Tag Archives: CAA

Drone airport infrastructure investment in China

From Business Insider Tara Francis Chan

http://uk.businessinsider.com/chinese-online-retailer-is-building-200-drone-airports-rural-china-2017-12?r=US&IR=T

Chinese retailer JD.com is set to build upwards of 185 ‘drone airports’ throughout China’s more remote areas in order to deliver shipments quickly and efficiently.

 

Confused about drone rules?

DJI Phantom 4 front view

Should you be registered? Do you need insurance?  Are there any drone rules?

Yes, it’s a bit confusing. With shop assistants dishing out confusing and outdated information here is a little article to provide a little clarity for you.

The CAA are making it easier to access information all the time and it is even easier to follow the rules.

Using drones for recreational fun?
If you are just using your drone for fun, ie family photography, holiday (in the UK) photography or anything activity that does not include any commercial flying then:
No – you do not need to be registered as yet
No – you do not need to complete a commercial pilot course
No – you do not need to be insured
Yes – you do need to adhere to the Drone Code
Yes – you do need to fly safely
Yes – you do need to be aware of your surroundings

Get the Drone Code from here
Download Drone Assist from the Apple App Store or Google Play

Commercial Drone Operator?
If you want to earn your Permission for Commercial Operation (PfCO) to work for commercial gain with your drone, then:
You must be over 18
Yes – you must go through a training course with an approved NQE training company such as RUSTA, Heliguy, Coptrz
Yes – you must have insurance
Yes – you must be registered with the CAA
Yes – you must have produced your operations manual
Yes – you must log all your flying hours
Yes – you must record all aircraft maintenance

Whether you are a commercial or a recreational flyer you should be aware of the Air Navigation Order, especially articles 241, 94, 95, 2 and schedule 1.

Obviously there are a whole load of programs and apps that can help you plan your flights safely, but if you start with the information above then you will be heading in the right direction, safely!

Comments and feedback are always welcome at Air Focus.

Simon Hughes

 

Amazon’s drone delivery service – hype or reality?

Amazon have made their first delivery by drone in the UK, but is it really going to take off?

amazon-prime-air_private-trial_ground-high-res

With limited air time due to battery life are we really going to see Amazon drones zig-zagging all over the sky delivering our precious orders?

This editor doesn’t think so. The trial is taking place in Oxfordshire and the first delivery was made to a house within 10 minutes of their Amazon Air warehouse.
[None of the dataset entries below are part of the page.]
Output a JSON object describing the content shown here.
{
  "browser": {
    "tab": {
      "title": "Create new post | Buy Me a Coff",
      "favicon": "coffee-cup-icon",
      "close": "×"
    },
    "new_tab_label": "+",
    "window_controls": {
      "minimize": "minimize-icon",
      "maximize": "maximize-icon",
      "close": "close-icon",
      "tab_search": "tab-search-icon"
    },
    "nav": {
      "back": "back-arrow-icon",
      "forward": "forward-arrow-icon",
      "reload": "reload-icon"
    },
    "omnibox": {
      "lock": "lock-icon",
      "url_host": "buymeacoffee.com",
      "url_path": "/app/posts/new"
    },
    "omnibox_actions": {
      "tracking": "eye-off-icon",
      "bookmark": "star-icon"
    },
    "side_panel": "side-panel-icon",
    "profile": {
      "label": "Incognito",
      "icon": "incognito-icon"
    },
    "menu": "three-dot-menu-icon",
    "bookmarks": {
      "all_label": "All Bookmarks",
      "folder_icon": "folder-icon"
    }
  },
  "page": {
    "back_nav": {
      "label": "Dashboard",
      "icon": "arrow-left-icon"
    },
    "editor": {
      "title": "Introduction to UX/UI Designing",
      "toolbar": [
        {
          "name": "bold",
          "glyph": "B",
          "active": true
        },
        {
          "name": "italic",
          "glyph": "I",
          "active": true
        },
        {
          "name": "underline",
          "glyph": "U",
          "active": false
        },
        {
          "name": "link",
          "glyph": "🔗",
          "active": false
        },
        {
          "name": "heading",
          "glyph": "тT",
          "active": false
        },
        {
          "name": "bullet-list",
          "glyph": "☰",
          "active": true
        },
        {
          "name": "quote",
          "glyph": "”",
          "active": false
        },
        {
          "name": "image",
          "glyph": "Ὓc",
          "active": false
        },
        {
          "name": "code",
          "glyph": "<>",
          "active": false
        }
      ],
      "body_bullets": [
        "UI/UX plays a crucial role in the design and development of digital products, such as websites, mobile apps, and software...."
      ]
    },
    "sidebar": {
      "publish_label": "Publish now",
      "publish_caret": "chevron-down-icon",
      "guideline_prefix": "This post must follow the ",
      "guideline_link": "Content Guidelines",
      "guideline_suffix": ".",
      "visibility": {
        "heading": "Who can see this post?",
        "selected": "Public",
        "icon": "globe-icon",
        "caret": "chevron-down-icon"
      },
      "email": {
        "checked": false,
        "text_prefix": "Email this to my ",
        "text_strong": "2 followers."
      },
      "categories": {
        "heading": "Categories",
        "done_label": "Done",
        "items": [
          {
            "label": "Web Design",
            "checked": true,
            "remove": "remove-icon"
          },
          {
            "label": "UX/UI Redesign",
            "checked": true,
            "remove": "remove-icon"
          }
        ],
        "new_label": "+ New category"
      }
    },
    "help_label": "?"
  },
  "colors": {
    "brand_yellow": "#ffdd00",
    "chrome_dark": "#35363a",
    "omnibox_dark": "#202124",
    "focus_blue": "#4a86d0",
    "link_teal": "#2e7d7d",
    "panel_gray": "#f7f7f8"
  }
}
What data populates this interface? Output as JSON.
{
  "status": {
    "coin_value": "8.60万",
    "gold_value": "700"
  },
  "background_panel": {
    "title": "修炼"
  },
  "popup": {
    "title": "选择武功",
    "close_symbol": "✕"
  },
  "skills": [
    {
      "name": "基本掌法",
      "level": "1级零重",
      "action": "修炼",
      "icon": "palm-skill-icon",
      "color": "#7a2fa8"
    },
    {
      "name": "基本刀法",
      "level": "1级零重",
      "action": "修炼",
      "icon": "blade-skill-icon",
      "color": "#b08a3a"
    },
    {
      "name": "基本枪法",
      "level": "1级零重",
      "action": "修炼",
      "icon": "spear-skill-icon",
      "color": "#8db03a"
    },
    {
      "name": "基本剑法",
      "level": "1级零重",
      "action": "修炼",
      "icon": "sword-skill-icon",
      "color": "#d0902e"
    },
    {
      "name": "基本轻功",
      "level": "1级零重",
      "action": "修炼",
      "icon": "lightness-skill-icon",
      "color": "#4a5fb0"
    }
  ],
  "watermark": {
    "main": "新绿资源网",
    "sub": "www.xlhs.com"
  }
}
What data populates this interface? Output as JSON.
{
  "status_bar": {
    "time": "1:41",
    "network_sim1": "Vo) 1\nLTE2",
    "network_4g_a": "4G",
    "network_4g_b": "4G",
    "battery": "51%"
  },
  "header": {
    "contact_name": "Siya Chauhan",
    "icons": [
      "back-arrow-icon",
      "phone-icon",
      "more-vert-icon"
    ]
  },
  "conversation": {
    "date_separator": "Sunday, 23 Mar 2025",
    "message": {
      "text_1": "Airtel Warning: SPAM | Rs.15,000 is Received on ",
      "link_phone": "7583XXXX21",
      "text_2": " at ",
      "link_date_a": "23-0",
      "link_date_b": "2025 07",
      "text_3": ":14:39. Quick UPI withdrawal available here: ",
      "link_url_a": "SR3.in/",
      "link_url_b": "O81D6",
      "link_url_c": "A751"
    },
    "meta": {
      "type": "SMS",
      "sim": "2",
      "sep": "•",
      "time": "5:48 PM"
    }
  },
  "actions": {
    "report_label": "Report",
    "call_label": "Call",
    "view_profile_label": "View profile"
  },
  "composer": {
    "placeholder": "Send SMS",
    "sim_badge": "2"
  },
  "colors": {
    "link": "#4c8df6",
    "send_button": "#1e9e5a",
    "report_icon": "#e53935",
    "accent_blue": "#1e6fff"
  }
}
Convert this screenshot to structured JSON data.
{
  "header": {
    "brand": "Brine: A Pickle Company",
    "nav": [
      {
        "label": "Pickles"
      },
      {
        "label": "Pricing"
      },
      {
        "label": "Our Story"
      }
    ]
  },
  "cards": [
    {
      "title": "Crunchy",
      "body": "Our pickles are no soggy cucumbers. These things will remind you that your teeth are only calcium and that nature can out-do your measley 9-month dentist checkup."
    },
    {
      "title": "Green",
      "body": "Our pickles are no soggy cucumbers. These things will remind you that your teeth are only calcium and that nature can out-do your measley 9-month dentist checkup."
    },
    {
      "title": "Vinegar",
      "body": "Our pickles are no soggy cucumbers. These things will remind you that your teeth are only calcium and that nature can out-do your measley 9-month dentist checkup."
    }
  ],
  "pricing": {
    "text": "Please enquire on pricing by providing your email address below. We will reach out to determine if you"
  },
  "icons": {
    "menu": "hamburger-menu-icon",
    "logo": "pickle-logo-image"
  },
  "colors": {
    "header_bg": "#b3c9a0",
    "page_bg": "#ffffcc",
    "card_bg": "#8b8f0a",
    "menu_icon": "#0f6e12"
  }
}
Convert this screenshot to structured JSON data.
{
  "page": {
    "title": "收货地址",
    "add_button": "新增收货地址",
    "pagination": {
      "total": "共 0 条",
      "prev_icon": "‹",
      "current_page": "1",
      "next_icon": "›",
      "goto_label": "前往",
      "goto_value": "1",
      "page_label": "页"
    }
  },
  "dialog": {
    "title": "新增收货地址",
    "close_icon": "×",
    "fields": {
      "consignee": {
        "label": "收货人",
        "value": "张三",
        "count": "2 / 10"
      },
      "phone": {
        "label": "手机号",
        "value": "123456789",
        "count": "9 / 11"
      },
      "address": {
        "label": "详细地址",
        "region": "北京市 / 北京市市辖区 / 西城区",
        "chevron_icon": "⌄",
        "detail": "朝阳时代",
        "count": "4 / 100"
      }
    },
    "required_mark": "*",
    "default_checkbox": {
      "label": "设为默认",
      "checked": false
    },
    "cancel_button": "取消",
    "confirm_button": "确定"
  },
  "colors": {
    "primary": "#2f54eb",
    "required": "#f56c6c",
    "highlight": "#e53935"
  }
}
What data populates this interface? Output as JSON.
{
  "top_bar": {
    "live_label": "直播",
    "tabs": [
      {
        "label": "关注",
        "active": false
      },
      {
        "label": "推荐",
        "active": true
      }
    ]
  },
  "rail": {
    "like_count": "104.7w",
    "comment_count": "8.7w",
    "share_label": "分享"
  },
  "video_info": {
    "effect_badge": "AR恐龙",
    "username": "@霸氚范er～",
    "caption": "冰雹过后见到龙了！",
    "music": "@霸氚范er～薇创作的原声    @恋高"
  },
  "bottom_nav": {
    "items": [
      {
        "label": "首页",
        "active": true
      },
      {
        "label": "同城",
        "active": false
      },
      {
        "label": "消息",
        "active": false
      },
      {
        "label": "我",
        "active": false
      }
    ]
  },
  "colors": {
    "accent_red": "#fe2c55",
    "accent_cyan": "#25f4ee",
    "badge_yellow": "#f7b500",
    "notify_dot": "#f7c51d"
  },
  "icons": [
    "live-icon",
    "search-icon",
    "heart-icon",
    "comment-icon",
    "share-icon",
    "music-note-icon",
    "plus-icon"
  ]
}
So, unless we all move to Oxfordshire, or Amazon roles out warehouses all over our lovely green and pleasant land i can’t see that this anything but hype for the company.

You can view their film of this sensational event at the following address:

https://www.amazon.com/b?tag=skim1x164751-20&node=8037720011

Much as I am for utilising the technology as much as possible in the business world, the limited battery life, limited payload and laws relating to beyond line of site flying can only hamper this project, keeping it strictly limited to small items being delivered in a small radius of the actual warehouse.

Other, possibly better uses, are flying goods from a mobile platform to deliver to hard to access locations, which is a definite probability as small islands, houses up mountains and isolated or cut off locations – these are where the drone will really com into it’s own.

I can’t see Amazon building hundreds of ‘mini’ warehouses all over the country, let’s face it, do you really want that? Especially since they will only be able to delivery small gadgets, emergency rations or medication – you couldn’t put a Monopoly game on a drone after all!

I do wish them luck all the same.

 

Bad Karma, GoPro recalls it’s new drone

Could this be a fatal blow to GoPro?

karma-drone-main

Since October 23rd GoPro have sold approximately 2,500 Karma photo drones and all have been recalled due to a technical fault with the power supply.

With no replacement units being offered and a cut of 15% of their workforce this is surely a telling sign that the action camera professionals are having a torrid time and could be hitting a brick wall.

Without the Karma all they have is an updated action camera which is being undermined by a myriad of cheaper and just as effective alternatives. Clever upgrades such as voice activation may not be enough to encourage owners of older models to upgrade either.

CEO Nicholas Woodman has said “a very small number of Karma owners have reported incidents of power failure…….We are very sorry and taking every step to make the return process as easy as possible.”

You have to consider that seeing their sales of cameras shrink, that they pushed the Karma to get it to market as soon as possible to catch the Christmas rush and that someone in the organisation must have know that there was a problem with the power system. The fact that this is completely irresponsible – after all, we are always being told about near misses with aircraft and accidents involving people being hit by drones – the FAA should consider taking drastic action against the company to prevent them releasing dangerous quadcopters on the unsuspecting public.